As digital transformation is currently trending, the internet has made it easy for cyberattackers to steal private data from organizations. Platforms such as dark websites and the onion router allow buyers and sellers to trade data online. Cybercriminals are exerting great effort to search for vulnerable insiders who are willing to give them the data they need while looking for ways to hack systems.

Human error

While we know that human behavior is the ultimate cause of insider threats, most organizations still rely on technology to detect and prevent attacks. This approach has led to organizations only reacting after an attack has occurred.

It is suggested that an organization must have a human-centric insider threat program from the beginning. Employees should be engaged through training, transparency and communication. The program must also make use of human behavior and analytics tools to determine possible human vulnerabilities and prevent a potential breach. Employee involvement should be a big part of any organization’s cybersecurity program.

Engaging employees to identify and help prevent insider threats makes them an organization’s top ally in cybersecurity. By using technology and analytics to identify and predict potential human vulnerabilities, an organization would have a more robust insider-threat program. But with all these said, it would still need to balance employee participation and behavior. This makes training, awareness, communication and assessment of privacy risk very important.

Implementing insider-threat programs

Insider threats have been established as notable cybersecurity risks that can result in heavy financial and reputational damages. To ensure consistency and compliance, organizations must carefully design insider-threat programs to cater to long-term use and sustainability.

According to Grant Thornton, the effective implementation of this program is marked by three pillars: Assess, Build and Run. Assess makes sure organizations evaluate regulatory requirements, industry standards and best practices that apply to high-value data. This includes evaluating data protection tools, solutions, risks and employee preparedness.

Under Build, organizations should implement the changes identified during Assess, and must make up of policies, procedures, governance, teams, training and tools.
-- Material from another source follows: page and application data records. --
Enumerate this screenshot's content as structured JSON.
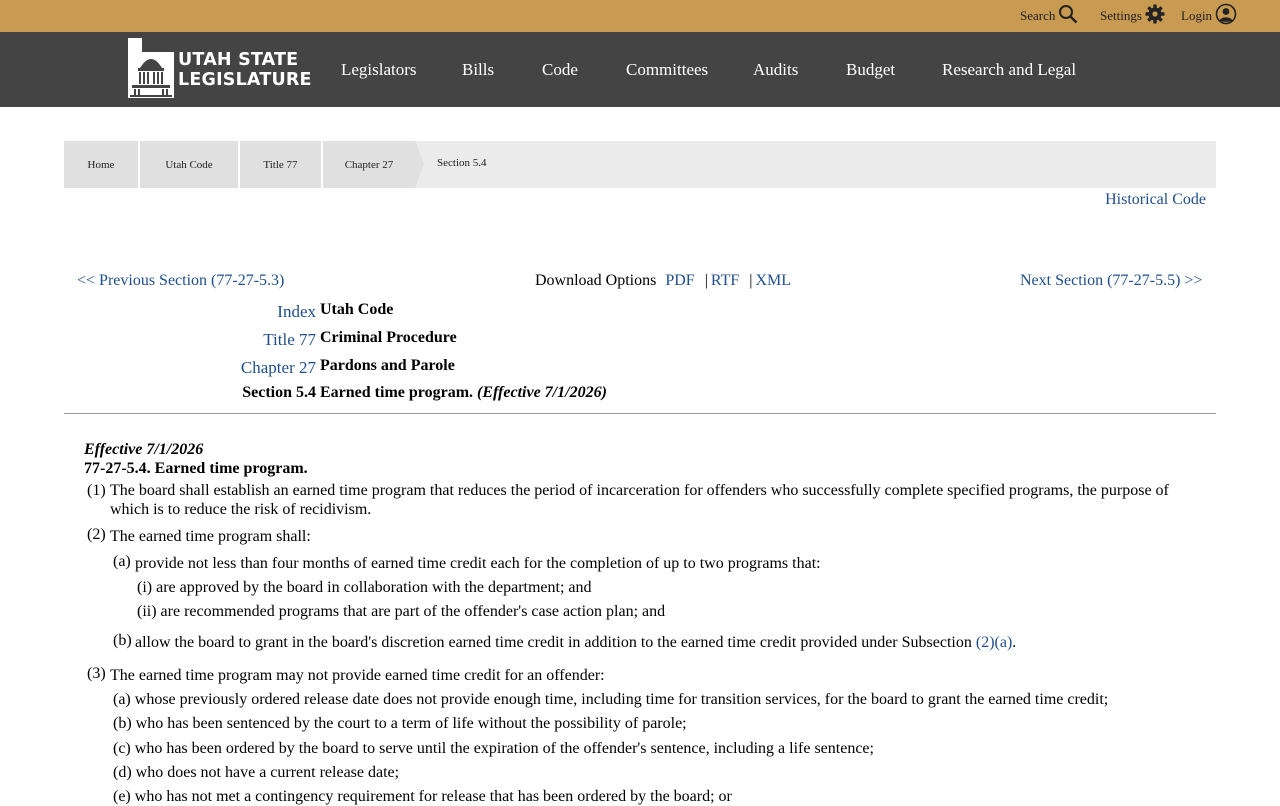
{
  "utility_bar": {
    "search": "Search",
    "settings": "Settings",
    "login": "Login"
  },
  "header": {
    "logo_line1": "UTAH STATE",
    "logo_line2": "LEGISLATURE",
    "nav": [
      "Legislators",
      "Bills",
      "Code",
      "Committees",
      "Audits",
      "Budget",
      "Research and Legal"
    ]
  },
  "breadcrumb": {
    "items": [
      "Home",
      "Utah Code",
      "Title 77",
      "Chapter 27"
    ],
    "current": "Section 5.4"
  },
  "historical_code": "Historical Code",
  "section_nav": {
    "previous": "<< Previous Section (77-27-5.3)",
    "download_label": "Download Options",
    "pdf": "PDF",
    "rtf": "RTF",
    "xml": "XML",
    "next": "Next Section (77-27-5.5) >>"
  },
  "hierarchy": {
    "index_label": "Index",
    "index_value": "Utah Code",
    "title_label": "Title 77",
    "title_value": "Criminal Procedure",
    "chapter_label": "Chapter 27",
    "chapter_value": "Pardons and Parole",
    "section_label": "Section 5.4",
    "section_value": "Earned time program.",
    "section_effective": "(Effective 7/1/2026)"
  },
  "body": {
    "effective": "Effective 7/1/2026",
    "section_heading": "77-27-5.4.  Earned time program.",
    "p1_num": "(1)",
    "p1_text": "The board shall establish an earned time program that reduces the period of incarceration for offenders who successfully complete specified programs, the purpose of which is to reduce the risk of recidivism.",
    "p2_num": "(2)",
    "p2_text": "The earned time program shall:",
    "p2a_num": "(a)",
    "p2a_text": "provide not less than four months of earned time credit each for the completion of up to two programs that:",
    "p2a_i": "(i) are approved by the board in collaboration with the department; and",
    "p2a_ii": "(ii) are recommended programs that are part of the offender's case action plan; and",
    "p2b_num": "(b)",
    "p2b_text": "allow the board to grant in the board's discretion earned time credit in addition to the earned time credit provided under Subsection",
    "p2b_link": "(2)(a)",
    "p2b_end": ".",
    "p3_num": "(3)",
    "p3_text": "The earned time program may not provide earned time credit for an offender:",
    "p3_a": "(a) whose previously ordered release date does not provide enough time, including time for transition services, for the board to grant the earned time credit;",
    "p3_b": "(b) who has been sentenced by the court to a term of life without the possibility of parole;",
    "p3_c": "(c) who has been ordered by the board to serve until the expiration of the offender's sentence, including a life sentence;",
    "p3_d": "(d) who does not have a current release date;",
    "p3_e": "(e) who has not met a contingency requirement for release that has been ordered by the board; or"
  },
  "colors": {
    "utility_bar": "#c99a52",
    "header": "#444444",
    "link": "#1f4e8c"
  }
}
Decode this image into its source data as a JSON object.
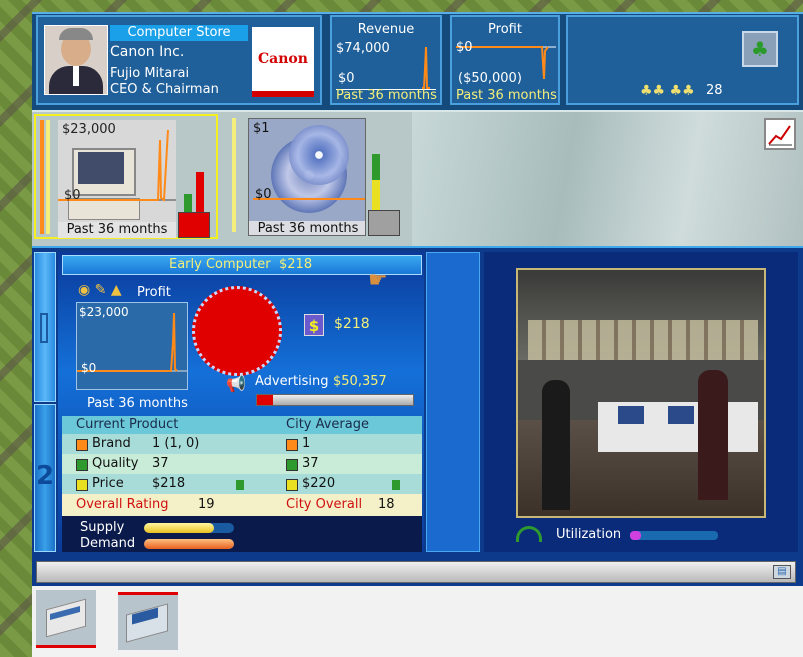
{
  "header": {
    "store_type": "Computer Store",
    "company": "Canon Inc.",
    "person_name": "Fujio Mitarai",
    "person_title": "CEO & Chairman",
    "logo_text": "Canon",
    "revenue": {
      "title": "Revenue",
      "max": "$74,000",
      "min": "$0",
      "period": "Past 36 months"
    },
    "profit": {
      "title": "Profit",
      "max": "$0",
      "min": "($50,000)",
      "period": "Past 36 months"
    },
    "employees_count": "28"
  },
  "units": [
    {
      "label": "Past 36 months",
      "max": "$23,000",
      "min": "$0"
    },
    {
      "label": "Past 36 months",
      "max": "$1",
      "min": "$0"
    }
  ],
  "detail": {
    "product_title": "Early Computer",
    "product_price": "$218",
    "profit_label": "Profit",
    "profit_max": "$23,000",
    "profit_min": "$0",
    "profit_period": "Past 36 months",
    "price_value": "$218",
    "advertising_label": "Advertising",
    "advertising_value": "$50,357",
    "advertising_level": 0.1,
    "left_tab_top": "1",
    "left_tab_bottom": "2",
    "table": {
      "col1": "Current Product",
      "col2": "City Average",
      "rows": [
        {
          "label": "Brand",
          "value": "1 (1, 0)",
          "city": "1",
          "color": "#ff8a1a"
        },
        {
          "label": "Quality",
          "value": "37",
          "city": "37",
          "color": "#2e9a2e"
        },
        {
          "label": "Price",
          "value": "$218",
          "city": "$220",
          "color": "#e8e020"
        }
      ],
      "overall_label": "Overall Rating",
      "overall_value": "19",
      "city_overall_label": "City Overall",
      "city_overall_value": "18"
    },
    "supply_label": "Supply",
    "demand_label": "Demand",
    "supply_level": 0.78,
    "demand_level": 1.0,
    "utilization_label": "Utilization",
    "utilization_level": 0.12
  },
  "colors": {
    "accent": "#f4ef7a",
    "panel": "#1f5f9a",
    "red": "#e00000",
    "orange": "#ff8a1a"
  }
}
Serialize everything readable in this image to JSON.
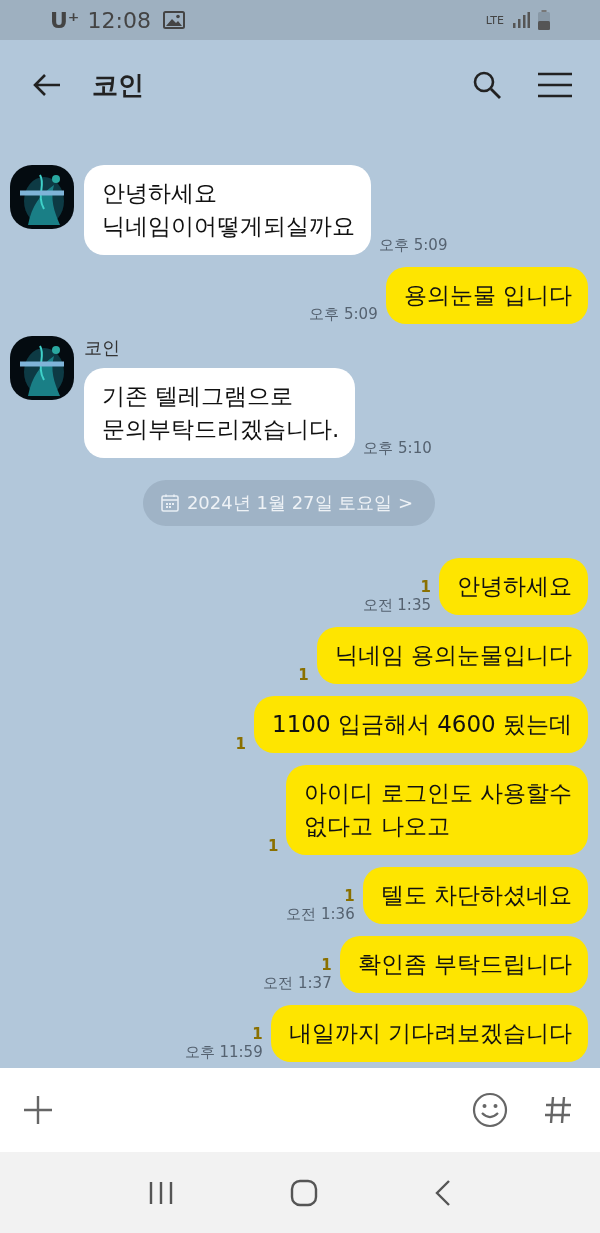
{
  "status_bar": {
    "carrier": "U⁺",
    "time": "12:08",
    "network": "LTE"
  },
  "header": {
    "title": "코인"
  },
  "messages": [
    {
      "kind": "received",
      "avatar": true,
      "text": "안녕하세요\n닉네임이어떻게되실까요",
      "time": "오후 5:09"
    },
    {
      "kind": "sent",
      "text": "용의눈물 입니다",
      "time": "오후 5:09"
    },
    {
      "kind": "received",
      "sender": "코인",
      "avatar": true,
      "text": "기존 텔레그램으로\n문의부탁드리겠습니다.",
      "time": "오후 5:10"
    },
    {
      "kind": "date",
      "text": "2024년 1월 27일 토요일 >"
    },
    {
      "kind": "sent",
      "text": "안녕하세요",
      "time": "오전 1:35",
      "unread": "1"
    },
    {
      "kind": "sent",
      "text": "닉네임 용의눈물입니다",
      "unread": "1"
    },
    {
      "kind": "sent",
      "text": "1100 입금해서 4600 됬는데",
      "unread": "1"
    },
    {
      "kind": "sent",
      "text": "아이디 로그인도 사용할수\n없다고 나오고",
      "unread": "1"
    },
    {
      "kind": "sent",
      "text": "텔도 차단하셨네요",
      "time": "오전 1:36",
      "unread": "1"
    },
    {
      "kind": "sent",
      "text": "확인좀 부탁드립니다",
      "time": "오전 1:37",
      "unread": "1"
    },
    {
      "kind": "sent",
      "text": "내일까지 기다려보겠습니다",
      "time": "오후 11:59",
      "unread": "1"
    }
  ]
}
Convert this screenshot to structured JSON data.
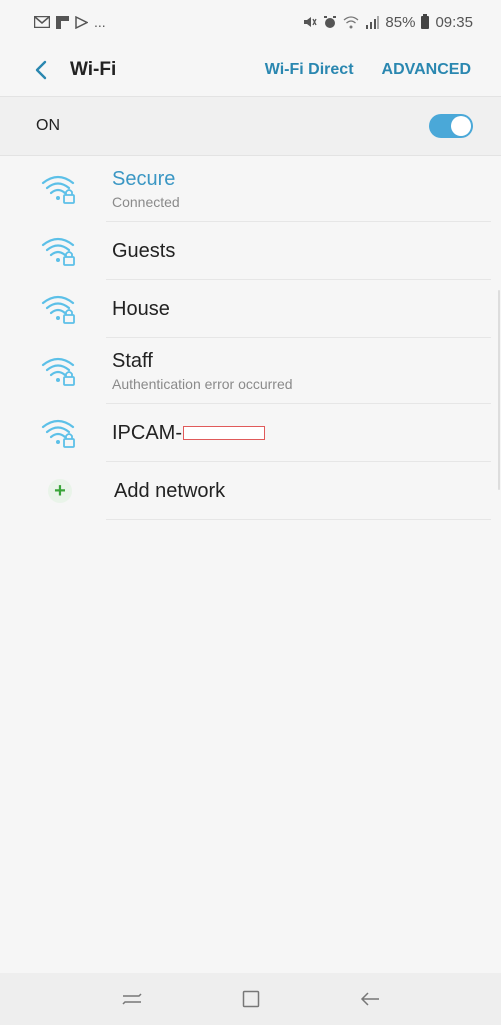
{
  "status_bar": {
    "left_icons": [
      "mail-icon",
      "flipboard-icon",
      "play-store-icon"
    ],
    "left_more": "...",
    "battery": "85%",
    "time": "09:35"
  },
  "app_bar": {
    "title": "Wi-Fi",
    "wifi_direct": "Wi-Fi Direct",
    "advanced": "ADVANCED"
  },
  "master": {
    "label": "ON",
    "enabled": true
  },
  "networks": [
    {
      "name": "Secure",
      "sub": "Connected",
      "connected": true
    },
    {
      "name": "Guests",
      "sub": ""
    },
    {
      "name": "House",
      "sub": ""
    },
    {
      "name": "Staff",
      "sub": "Authentication error occurred"
    },
    {
      "name": "IPCAM-",
      "sub": ""
    }
  ],
  "add_network": {
    "label": "Add network"
  },
  "colors": {
    "accent": "#2a87b0",
    "connected_text": "#3b97c4",
    "toggle_on": "#4aa8d8",
    "wifi_icon": "#5cc0e8",
    "add_icon": "#3aa53a"
  }
}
They must also implement and integrate technology to identify and track insider-threat indicators.

Under Run, effective programs should be managed and monitored. Among those factors monitored are employee sentiment, awareness, compliance and training, and reporting on performance and risk metrics. Programs must also be adjusted based on feedback and regular independent audits.

Overcoming the challenges of remote working

Of course, there will be challenges in implementing an insider-threat program amid the pandemic, given that many employees still work from home. Trying to maintain a secure online work environment is already difficult, and introducing such a program may even be more so. But one must remember that with employees working remotely using laptops, mobile devices and independent internet connections, the risk of security breaches increases.

As dated cybersecurity methods involving traditional firewalls are becoming obsolete, it becomes necessary for organizations to take the initiative in addressing insider threats where the line between trust and human behaviors are ever changing. Investing in cybersecurity at this time will reap great benefits as cybercriminals are still looking out for vulnerable links. Prioritizing cybersecurity is undoubtedly one of the decisions that would make or break any organization’s future.

Mark Bajar is the lead consultant of the Advisory Services Division of P&A Grant Thornton. P&A Grant Thornton is one of the leading audit, tax, advisory, and outsourcing firms in the Philippines with 22 partners and more than 900 staff members. We’d like to hear from you! Tweet us with @GrantThorntonPH; like us on Facebook at P&A Grant Thornton; and email your comments to pagrantthornton@ph.gt.com. For more information, visit www.grantthornton.com.ph.

 

As published in The Manila Times, dated 17 February 2021